It’s ridiculously obvious that Drakkar Noir is one of the greatest and most brilliant works of Industrialism ever produced--its central molecule is dihydromyrcenol, the central scent molecule in the functional perfume created for Tide laundry detergent, and artist Pierre Wargnye’s use of this most industrial of all materials in fine art is exactly what industrialist artists were doing in all the other mediums from music to paint.

Every other art form has a serious criticism applied to it. Critics and journalists write intelligently and thoughtfully about architecture and sculpture. I believe we must apply the same criticism, the same aesthetic language to works of perfume--and to the artists who create them--as well. They merit this in every way.
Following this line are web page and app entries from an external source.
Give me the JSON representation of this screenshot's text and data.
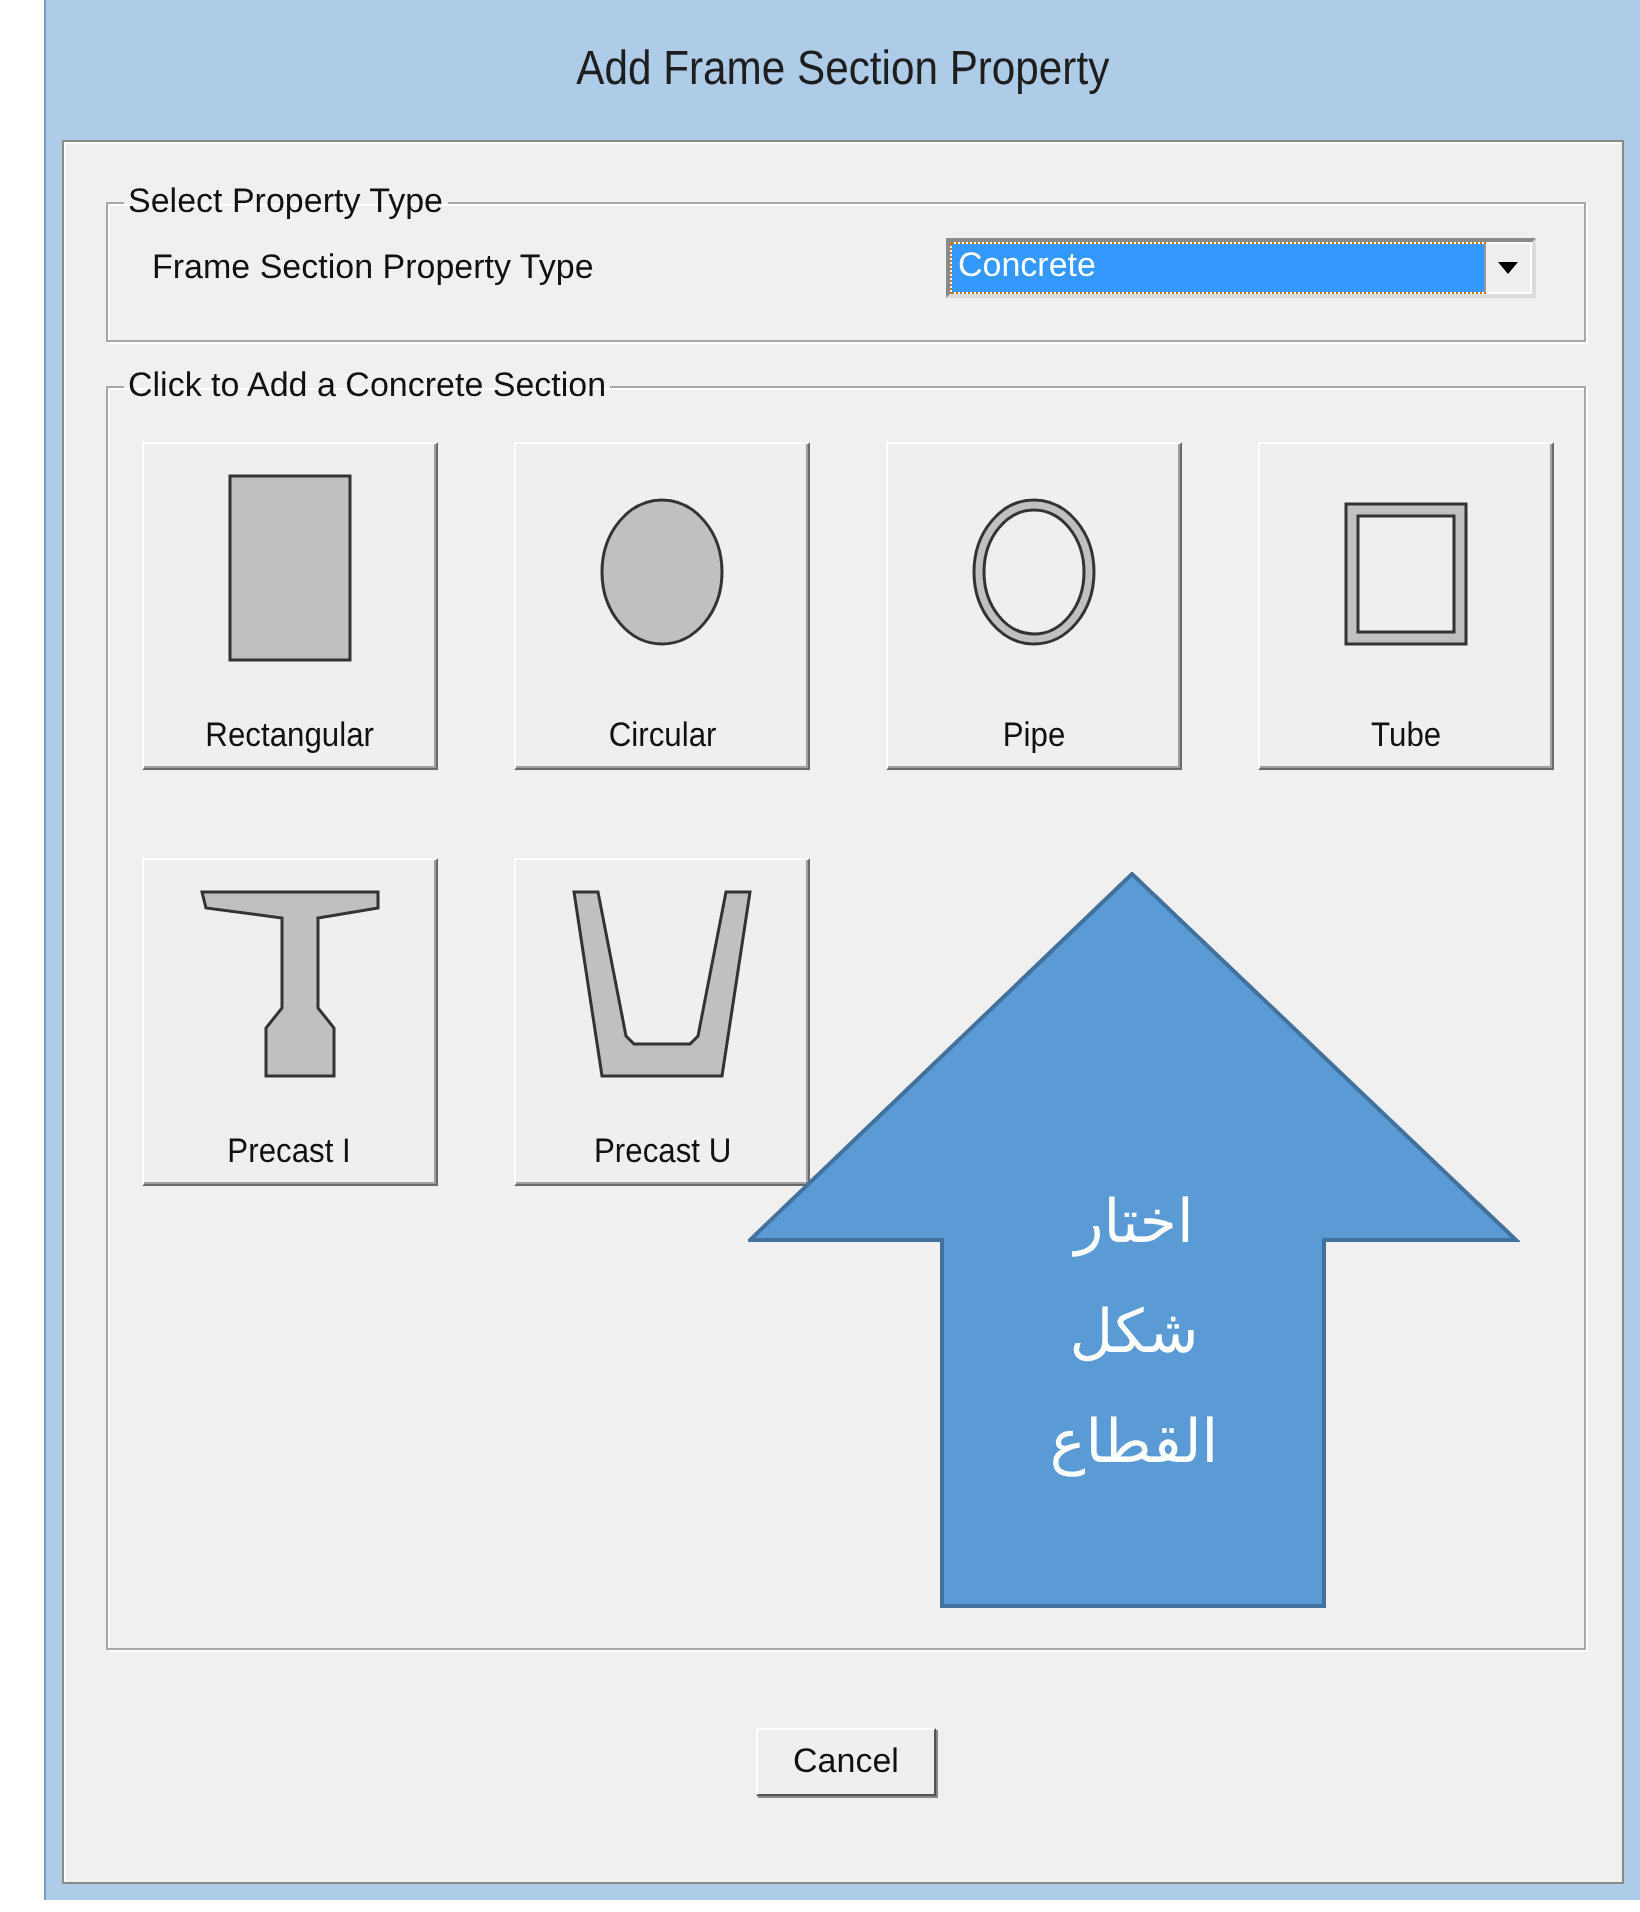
{
  "window": {
    "title": "Add Frame Section Property"
  },
  "property_group": {
    "title": "Select Property Type",
    "field_label": "Frame Section Property Type",
    "dropdown": {
      "value": "Concrete",
      "focused": true
    }
  },
  "section_group": {
    "title": "Click to Add a Concrete Section",
    "sections": [
      {
        "kind": "rectangular",
        "label": "Rectangular"
      },
      {
        "kind": "circular",
        "label": "Circular"
      },
      {
        "kind": "pipe",
        "label": "Pipe"
      },
      {
        "kind": "tube",
        "label": "Tube"
      },
      {
        "kind": "precast_i",
        "label": "Precast I"
      },
      {
        "kind": "precast_u",
        "label": "Precast U"
      }
    ]
  },
  "buttons": [
    {
      "label": "Cancel"
    }
  ],
  "callout": {
    "text": "اختار شكل القطاع",
    "color": "#5b9bd5"
  }
}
Speaking of which, let’s cut out this bullshit of referring to scent artists—perfumers, if you want--as “noses.” It’s moronic and patronizing, and Edmond Roudnitska, one of the greatest mid-20th-century artists, hated it as much as I do. “Mozart was not an ear,” Roudnitska observed with appropriate disdain, “Van Gogh was not a hand. I am not a nose.” Goddamn right.

"'Mozart was not an ear,' Edmond Roudnitska observed with appropriate disdain, 'Van Gogh was not a hand. I am not a nose.' Goddamn right."

As you strip away name, packaging, marketing, have you come across any surprising fragrances? Anything we're not "supposed" to like, from say, a celebrity, or something that could be purchased at a drugstore?

CB: Absolutely. There is JLo’s Glow, Sarah Jessica Parker’s Lovely (excellent) [Author’s note: I wore this until one of my students told me that I smelled like his mother], Calvin Klein, this very commercial brand, Midnight Fantasy by Britney Spears, Kylie Minogue Darling, which is just awesome, a perfect work of Pop art.

Lastly, what makes a fragrance memorable or interesting? And how much does packaging play a part in that?

CB: Look, you know my extremist position on the packaging. I’m amazed that people I consider intelligent insist that it’s inextricable from the perfume when no one--as far as I know--has put on Daisy and then walked around with the bottle pinned with some giant brooch to their blouse. Once the stuff comes out of the bottle and onto you, all the rest is gone, baby, gone. It’s just the scent, and it lives and dies by itself and on its own merits.

I guess you can constantly tell people, “Oh, it’s Daisy by Marc Jacobs!” because you have a thing for labels. Sorry, I just don’t think serious people who are serious about perfume and know and understand it care about the bottle and the girl or the boy in the photo, etc.

"I don’t think serious people who are serious about perfume and know and understand it care about the bottle and the girl or the boy in the photo."

I’m not a crazy guy living in some ivory tower; I realize that the presentation of art is important. A painting can be destroyed by an inappropriate frame. But seriously, a person of substance is going to leave the presentation devices behind pretty quickly and evaluate the work of art itself. Because in the end that’s all there is.

S02E02 opens boldly green, with grapefruit and mango, more lush than aqueous. A bitter note sails in over the ripe, grassy, vegetation and takes me to my own garden: tomato. A softer floral, iris maybe, blurs out the edges of the green, and the scent settles into an almost woody lemon incense. It is the smell of bright colors through slight humidity, burning off into a close-hanging mist, more uplifting than oppressive. S02E02 brings to mind Gauguin’s “The Seed of the Areoi,” or perhaps Rousseau’s “The Dream.”

The identity of S02E02 will be revealed, along with a some of Burr's thoughts on the scent, at Noon PST on June 25 at LuckyScent.com. The next Episode will be released in July. I plan to try for one of the exclusive samples (the last Episode sold out in 16 hours) and test my nose again. Burr confirmed that my guess about S02E02’s identity was indeed correct, so I am looking forward to something perhaps more challenging next time.

Any guesses on what S02E02 is? Will anyone else be joining me for the next installment? If your favorite scent were a work of art, what would it be?